Singing the ABC's is really just singing a song much like Jesus Loves Me or Happy Birthday. It helps - but is it enough? Children need to achieve automatic recognition of letters and then must connect the sound it makes (and distinguish the situation in spelling to know which sound the letter will make) in order to read and spell with confidence and accuracy.
So - how does that happen? When you incorporate multiple senses into each practice, it's like multiplying the reinforcement and learning. You magnify the pathway and connection created in the brain so learning is more efficient. Some children learn quickly and with secure mastery. For others, it can take 500 - 1500 times! If you practiced the alphabet with students EVERY day during the school year - that would only be 180 times.
Here are some activities you can implement to REALLY help children achieve mastery of the alphabet sequence and letter name:
- RECITE the alphabet while touching and naming each letter. You can print the alphabet on cardstock or paper and laminate it to their desk or hand out laminated alphabet strips (teachers love laminating!) when you practice. It's important to look at the letter, touch it, AND say it all at the SAME time. It really fuses it altogether.
- SET THE LETTERS IN ORDER using simple alphabet letters, like the magnets you can find for the refrigerator - from beginning to end in sequence. This means to find the letter, A, and then add B, etc. until you get to Z. Name the letters as they are placed. Once a child has mastered the uppercase letters, work on a lowercase set.
- Use KEYWORD Cards to connect the letter name with the sound it makes. Introduce the cards a few at a time and then they can be reviewed in random order as you continue to add new cards. As a teacher, you can choose the cards that match the letter introduction sequence you use with your Kindergarten curriculum. In first grade, you can present them much faster because you are reinforcing what was learned in Kindergarten. In presenting the card, you can cue the child with the letter name, then the keyword, and finally the sound.
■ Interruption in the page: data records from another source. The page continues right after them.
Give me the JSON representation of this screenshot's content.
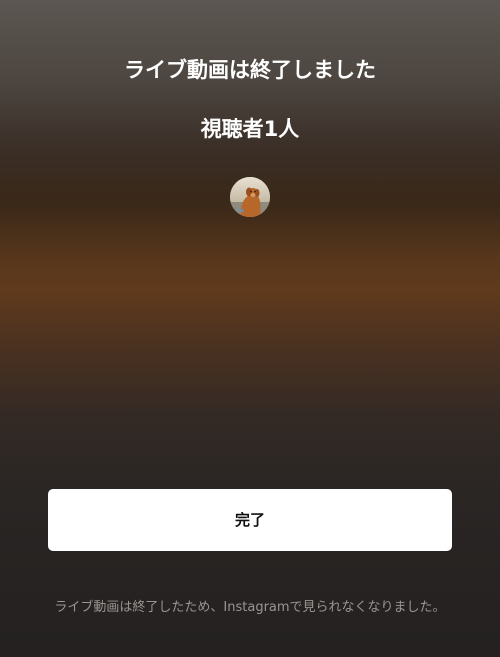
{
  "live_end": {
    "title": "ライブ動画は終了しました",
    "viewers_text": "視聴者1人",
    "avatar_icon": "user-avatar-dog-photo",
    "done_button_label": "完了",
    "footer_note": "ライブ動画は終了したため、Instagramで見られなくなりました。"
  }
}
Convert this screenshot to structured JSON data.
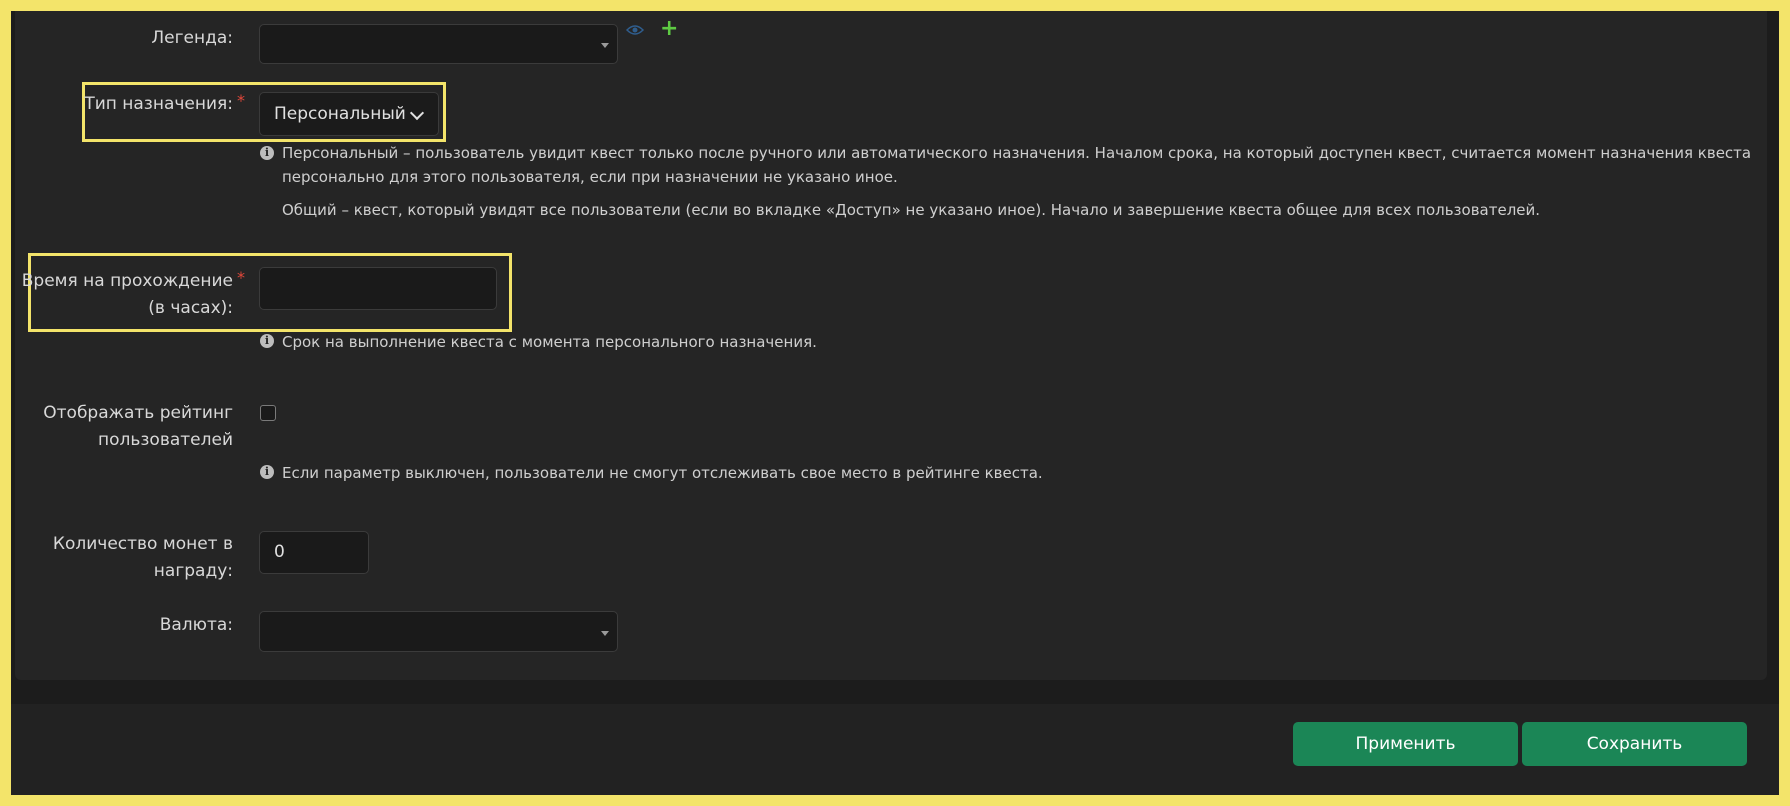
{
  "form": {
    "legend": {
      "label": "Легенда:",
      "value": "",
      "eye_icon": "eye-icon",
      "plus_icon": "plus-icon"
    },
    "assignment_type": {
      "label": "Тип назначения:",
      "required_mark": "*",
      "value": "Персональный",
      "hint_personal": "Персональный – пользователь увидит квест только после ручного или автоматического назначения. Началом срока, на который доступен квест, считается момент назначения квеста персонально для этого пользователя, если при назначении не указано иное.",
      "hint_common": "Общий – квест, который увидят все пользователи (если во вкладке «Доступ» не указано иное). Начало и завершение квеста общее для всех пользователей."
    },
    "time_limit": {
      "label_line1": "Время на прохождение",
      "label_line2": "(в часах):",
      "required_mark": "*",
      "value": "",
      "hint": "Срок на выполнение квеста с момента персонального назначения."
    },
    "show_rating": {
      "label_line1": "Отображать рейтинг",
      "label_line2": "пользователей",
      "checked": false,
      "hint": "Если параметр выключен, пользователи не смогут отслеживать свое место в рейтинге квеста."
    },
    "coins_reward": {
      "label_line1": "Количество монет в",
      "label_line2": "награду:",
      "value": "0"
    },
    "currency": {
      "label": "Валюта:",
      "value": ""
    }
  },
  "footer": {
    "apply_label": "Применить",
    "save_label": "Сохранить"
  },
  "colors": {
    "highlight": "#f3e46a",
    "primary_button": "#1b8656",
    "required": "#e0473a",
    "plus": "#5ecb43"
  }
}
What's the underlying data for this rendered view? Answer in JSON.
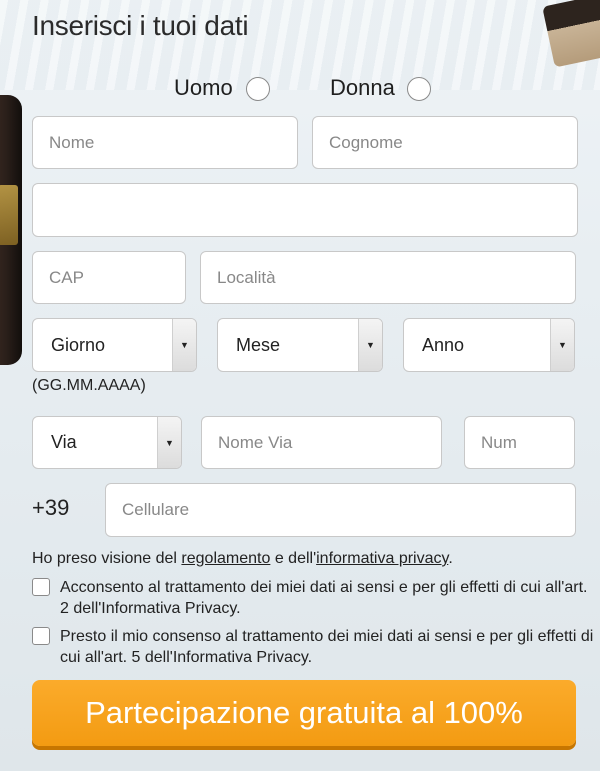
{
  "title": "Inserisci i tuoi dati",
  "gender": {
    "male_label": "Uomo",
    "female_label": "Donna"
  },
  "fields": {
    "nome_placeholder": "Nome",
    "cognome_placeholder": "Cognome",
    "address_value": "",
    "cap_placeholder": "CAP",
    "localita_placeholder": "Località",
    "via_placeholder": "Nome Via",
    "num_placeholder": "Num",
    "cellulare_placeholder": "Cellulare"
  },
  "selects": {
    "giorno": "Giorno",
    "mese": "Mese",
    "anno": "Anno",
    "via_type": "Via"
  },
  "date_hint": "(GG.MM.AAAA)",
  "phone_prefix": "+39",
  "privacy": {
    "prefix": "Ho preso visione del ",
    "regolamento_link": "regolamento",
    "middle": " e dell'",
    "informativa_link": "informativa privacy",
    "suffix": "."
  },
  "consents": [
    {
      "text": "Acconsento al trattamento dei miei dati ai sensi e per gli effetti di cui all'art. 2 dell'Informativa Privacy."
    },
    {
      "text": "Presto il mio consenso al trattamento dei miei dati ai sensi e per gli effetti di cui all'art. 5 dell'Informativa Privacy."
    }
  ],
  "cta_label": "Partecipazione gratuita al 100%",
  "colors": {
    "cta": "#f7a11c",
    "cta_shadow": "#c77600"
  }
}
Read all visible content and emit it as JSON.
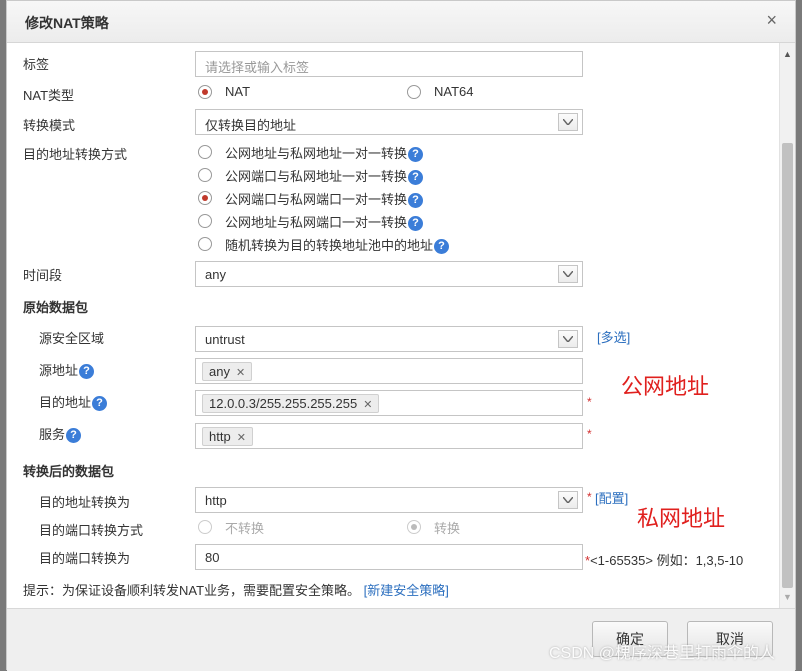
{
  "dialog": {
    "title": "修改NAT策略",
    "close": "×"
  },
  "form": {
    "tag": {
      "label": "标签",
      "placeholder": "请选择或输入标签"
    },
    "nat_type": {
      "label": "NAT类型",
      "options": [
        "NAT",
        "NAT64"
      ],
      "selected": "NAT"
    },
    "convert_mode": {
      "label": "转换模式",
      "value": "仅转换目的地址"
    },
    "dst_method": {
      "label": "目的地址转换方式",
      "options": [
        "公网地址与私网地址一对一转换",
        "公网端口与私网地址一对一转换",
        "公网端口与私网端口一对一转换",
        "公网地址与私网端口一对一转换",
        "随机转换为目的转换地址池中的地址"
      ],
      "selected_index": 2
    },
    "time_range": {
      "label": "时间段",
      "value": "any"
    },
    "original": {
      "section": "原始数据包",
      "src_zone": {
        "label": "源安全区域",
        "value": "untrust",
        "link": "[多选]"
      },
      "src_addr": {
        "label": "源地址",
        "tag": "any"
      },
      "dst_addr": {
        "label": "目的地址",
        "tag": "12.0.0.3/255.255.255.255"
      },
      "service": {
        "label": "服务",
        "tag": "http"
      }
    },
    "translated": {
      "section": "转换后的数据包",
      "dst_addr": {
        "label": "目的地址转换为",
        "value": "http",
        "link": "[配置]"
      },
      "dst_port_method": {
        "label": "目的端口转换方式",
        "options": [
          "不转换",
          "转换"
        ],
        "selected": "转换"
      },
      "dst_port": {
        "label": "目的端口转换为",
        "value": "80",
        "hint": "<1-65535> 例如：1,3,5-10"
      }
    },
    "tip": {
      "text": "提示：为保证设备顺利转发NAT业务，需要配置安全策略。",
      "link": "[新建安全策略]"
    },
    "required_mark": "*",
    "help_glyph": "?",
    "tag_remove": "✕"
  },
  "annotations": {
    "public": "公网地址",
    "private": "私网地址"
  },
  "footer": {
    "ok": "确定",
    "cancel": "取消",
    "watermark": "CSDN @槐序深巷里打雨伞的人"
  }
}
It would sound like this - a - apple /a/
Because every teacher needs access to quick resources - here's a link for durable alphabet strips and chunky letters. They are inexpensive and will really LAST!